Two additional boats showed up at the State Park Dock with friendly dogs about the same age as our puppy. We thoroughly enjoyed sitting around the fire on the docks in the evening while the three puppies wore themselves out playing with each other. I think Yankee slept better than we did!

Yes Please arrived at Island Home, just as the sun was setting.

Yes Please arrived at Island Home, just as the sun was setting.

We ran Lauren back to Olympia, then headed back out to Island Home, the Olympia Yacht Club outstation. It is a beautiful, peaceful and very relaxing marina at the South end of Pickering Passage. After spending a couple of nights at the dock with all of the amenities of home, we did NOT want to head back to civilization and work.

Yankee feels right at home in the cockpit.

Yankee feels right at home in the cockpit.

The sun came out and we decided to take our seven month old puppy out on the boat for the first time. He has gone from an eight pound fluff ball in October to a sixty six pound big boy in just five months! Fortunately, he is still very young, which makes getting him used to the boat that much easier!

Yankee was very comfortable on the boat, until the big engines rumbled to life. All the noise and vibration had him concerned for a minute, but he quickly calmed back down and enjoyed our trip from Olympia to Jarrell’s Cove State Park. He likes to sit in the cockpit and watch the water flow by the hull.

Yankee getting some love from Sherri Ernsberger in Pickering Passage.

Yankee getting some love from Sherri Ernsberger in Pickering Passage.

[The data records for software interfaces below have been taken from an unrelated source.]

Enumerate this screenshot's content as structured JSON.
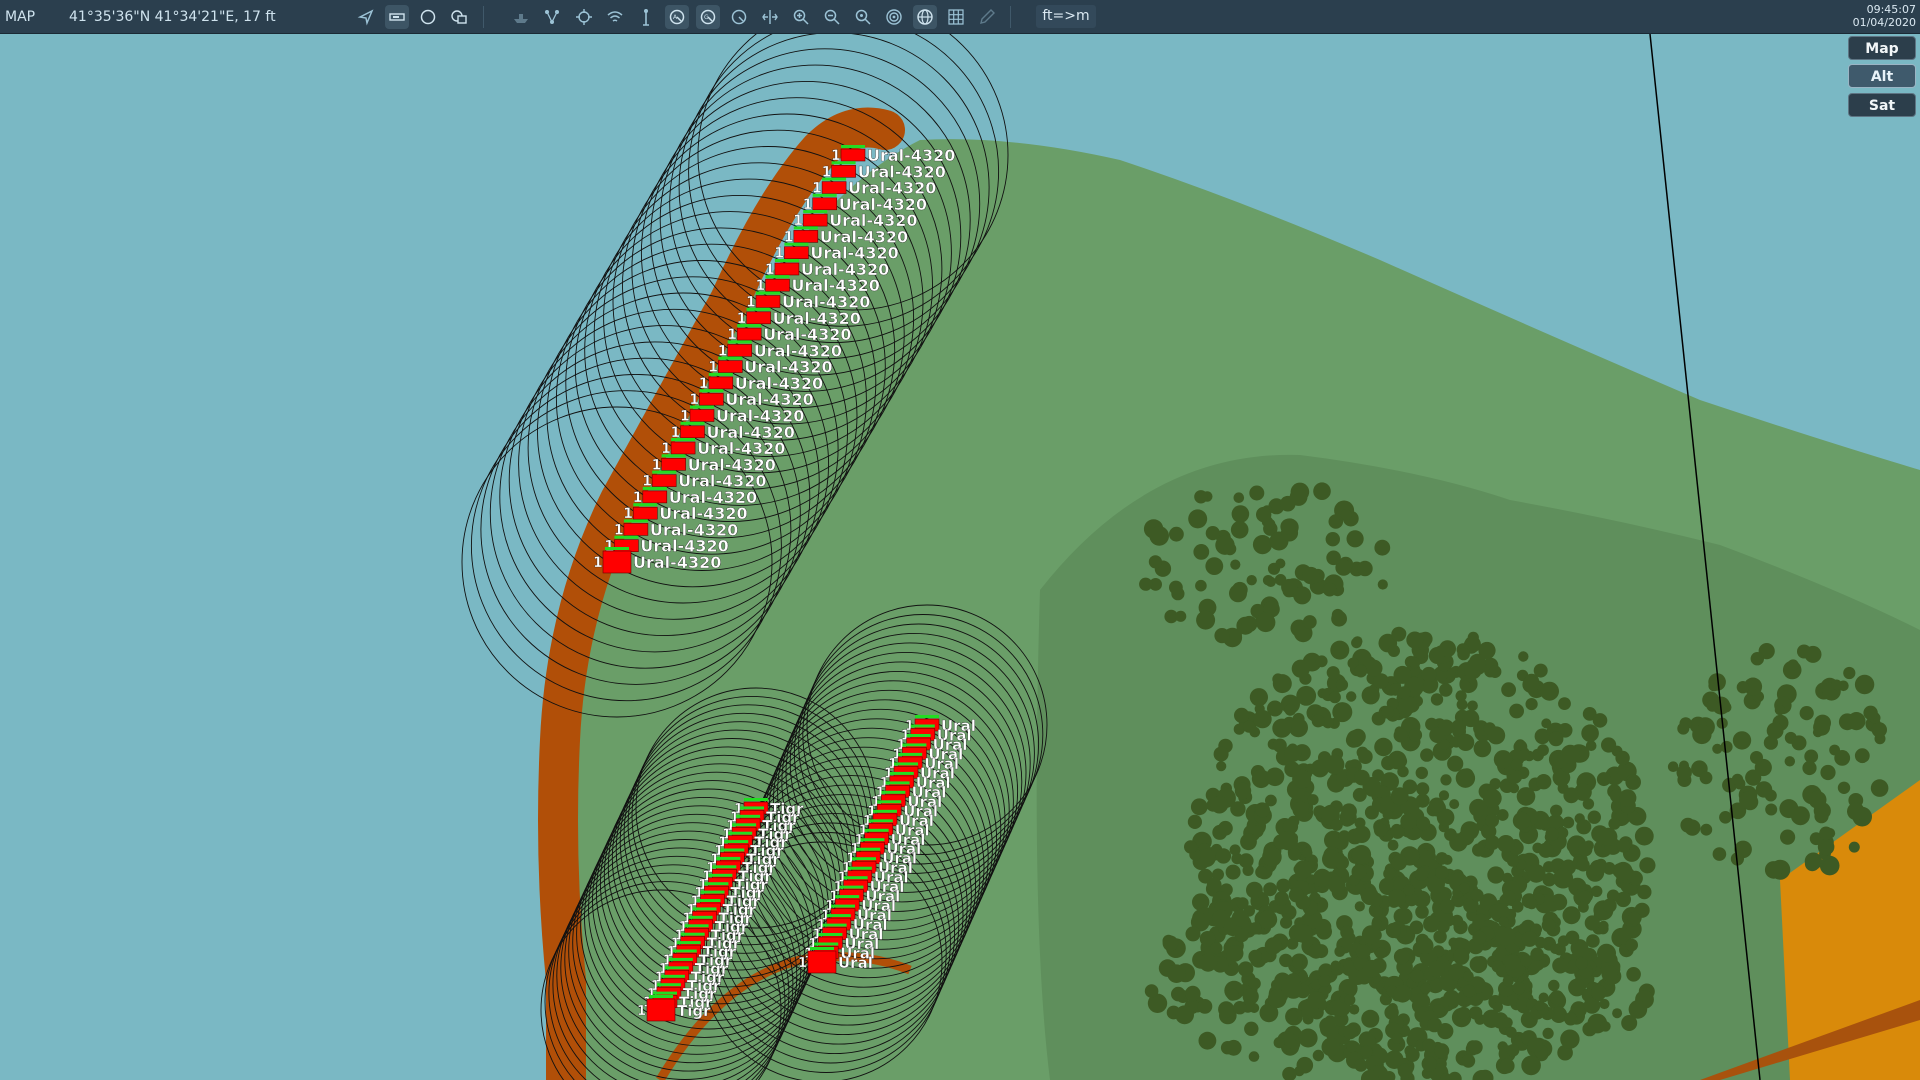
{
  "toolbar": {
    "mode_label": "MAP",
    "coordinates": "41°35'36\"N 41°34'21\"E, 17 ft",
    "units_toggle": "ft=>m",
    "icons": [
      "navigate-icon",
      "ruler-icon",
      "circle-icon",
      "layers-icon",
      "ship-icon",
      "network-icon",
      "crosshair-icon",
      "wifi-icon",
      "tower-icon",
      "radar-a-icon",
      "radar-b-icon",
      "radar-c-icon",
      "split-icon",
      "zoom-in-icon",
      "zoom-out-icon",
      "zoom-fit-icon",
      "target-icon",
      "globe-icon",
      "grid-icon",
      "pencil-icon"
    ]
  },
  "clock": {
    "time": "09:45:07",
    "date": "01/04/2020"
  },
  "layers": {
    "map": "Map",
    "alt": "Alt",
    "sat": "Sat",
    "selected": "Alt"
  },
  "colors": {
    "sea": "#7ab8c4",
    "land": "#6a9e68",
    "road": "#b14f08",
    "unit": "#ff0000",
    "health": "#22dd22",
    "forest": "#3d5a24",
    "field": "#d98a0a"
  },
  "units": {
    "column_a": {
      "type": "Ural-4320",
      "group": "1",
      "count": 26
    },
    "column_b": {
      "type": "Tigr",
      "group": "1",
      "count": 25
    },
    "column_c": {
      "type": "Ural",
      "group": "1",
      "count": 26
    }
  }
}
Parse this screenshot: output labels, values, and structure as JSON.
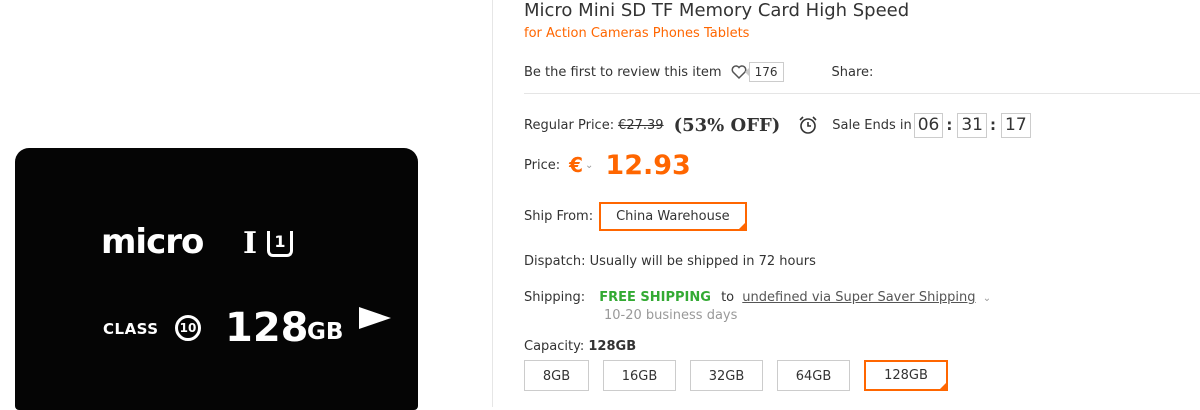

When we arrived at Jarrell’s Cove, there was only one boat on the dock, so we grabbed a choice spot on the end of the dock and secured the boat. The dog had a great time exploring the state park and was easy and comfortable on the boat. It’s almost like he was born to be a boat dog.

I was unsure about the water depths around the dock, since I remembered a lot of shoaling in the area at low tide. However, the park rangers have posted a very nice diagram of both docks, with depths at zero tide, which I will post below. While at the dock, I finally had time to replace the lame Raymarine Depth Sounder Module (DSM) and the re-furbished one that I installed is working like a champ.

Lauren and Yankee soaking up some sun.

Lauren and Yankee soaking up some sun.

Jarrell’s cove state park is a beautiful gem, hidden away at the very North end of Harstine Island. We will be back and so will Yankee. There is plenty of depth at the docks in all but serious minus tides (see below) and the cove is full of new mooring buoys with room for lots of boats.

The cove is also very well protected from the wind and we had friends that were taking a beating down by Hope Island, so we invited them up to enjoy the peaceful serenity at Jarrell’s Cove.

Jarrels.longdock

Jarrels..cove.tdock

AIS track of Yes Please

AIS track of Yes Please

After updating the Raymarine AIS transceiver with new firmware and modifying the information being broadcast about the boat, I wanted to verify that the unit was working correctly. When we returned from a recent trip to Hope Island, I looked up the boat’s MMSI number via Marine Traffic to see if they had picked up the new boat name.

I was pleasantly surprised that they were tracking the boat so far South in Puget Sound and that they had the new boat name registered. I’m always impressed when new technology works the way it is supposed to!